Let \( S \) be the set of all distributions of 15 apples to 4 students. We can represent *S* as the collection of all ordered sequences of length 4 whose components add up to 15. For example, the sequence (7,0,4,4) means that the first student gets 7 apples, the second gets 0, the third and fourth get 4 apples each. We may now write:
\[ S=\{(a,b,c,d): a,b,c,d\in\mathbb N_0, a+b+c+d=15\}.\]
Consider the set \( T \) of all sequences of length \( 18 \) that consist of \( 15 \) zeroes and \( 3 \) ones. For each \( (a,b,c,d)\in S \) we define \( f(a,b,c,d) \) in the following way:
\[ f(a,b,c,d)=\underbrace{00\dots 0}_a1\underbrace{00\dots 0}_b1\underbrace{00\dots 0}_c1\underbrace{00\dots 0}_d.\]
Then \( f:S\to T \) is a bijection and this is very easy to verify. Therefore \( |S|=|T| \). However, it is easy to find the number of elements of \( T \). This is the same problem as choosing \( 3 \) elements from the set of \( 18 \) zeroes and turning them into ones. This can be done in \( \binom{18}3 \) ways. Therefore there are \( \binom{18}3 \) ways to distribute \( 15 \) apples to \( 4 \) students.

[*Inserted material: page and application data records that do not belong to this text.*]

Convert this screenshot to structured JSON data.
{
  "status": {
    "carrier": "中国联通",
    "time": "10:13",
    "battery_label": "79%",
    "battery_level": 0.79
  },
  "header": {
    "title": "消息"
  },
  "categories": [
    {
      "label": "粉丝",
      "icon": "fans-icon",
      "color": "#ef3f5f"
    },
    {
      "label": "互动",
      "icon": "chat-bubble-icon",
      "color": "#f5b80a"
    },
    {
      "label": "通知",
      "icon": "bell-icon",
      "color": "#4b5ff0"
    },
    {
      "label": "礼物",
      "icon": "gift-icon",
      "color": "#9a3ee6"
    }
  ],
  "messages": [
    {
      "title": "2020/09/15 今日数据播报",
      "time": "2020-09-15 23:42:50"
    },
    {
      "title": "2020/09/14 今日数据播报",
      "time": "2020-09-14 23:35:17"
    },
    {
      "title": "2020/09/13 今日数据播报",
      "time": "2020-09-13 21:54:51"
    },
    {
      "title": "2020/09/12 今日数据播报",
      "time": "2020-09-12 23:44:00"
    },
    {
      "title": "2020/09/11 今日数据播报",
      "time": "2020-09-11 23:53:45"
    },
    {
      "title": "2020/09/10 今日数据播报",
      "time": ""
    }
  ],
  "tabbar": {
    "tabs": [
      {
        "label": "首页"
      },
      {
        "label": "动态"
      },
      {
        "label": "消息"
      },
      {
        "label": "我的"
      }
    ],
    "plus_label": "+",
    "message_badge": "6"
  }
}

** Example 2 **

Determine the number of subsets of {1, 2, 3, 4, ..., 50} whose sum of elements is larger than or equal to 638.

Let \( U=\{1,2,\dots, 50\} \). Denote by \( S \) the set of all subsets of \( U \) whose sum of elements is larger than or equal to \( 638 \). Let \( T \) be the set of those subsets whose sum of elements is at most \( 637 \). Then we have \( U=S\cup T \) and \( S\cap T=\emptyset \). Consider the following function \( f \) on the set \( S \). If \( A\subseteq S \) we define \( f(A)=A^C \). Since the total sum of all elements of \( U \) is \( 1+2+\cdots+ 50=\frac{50\cdot 51}2=25\cdot 51=1275 \) we see that the sum of elements of \( A^C \) is smaller than or equal to \( 1275-638=637 \) therefore \( A^C\subseteq T \). Clearly \( f \) is a bijection, which means that \( |S|=|T| \) and from \( U=S\cup T \) we get \( |U|=2|S| \). We know that \( |U|=2^{50} \) and this implies that \( |S|=2^{49} \).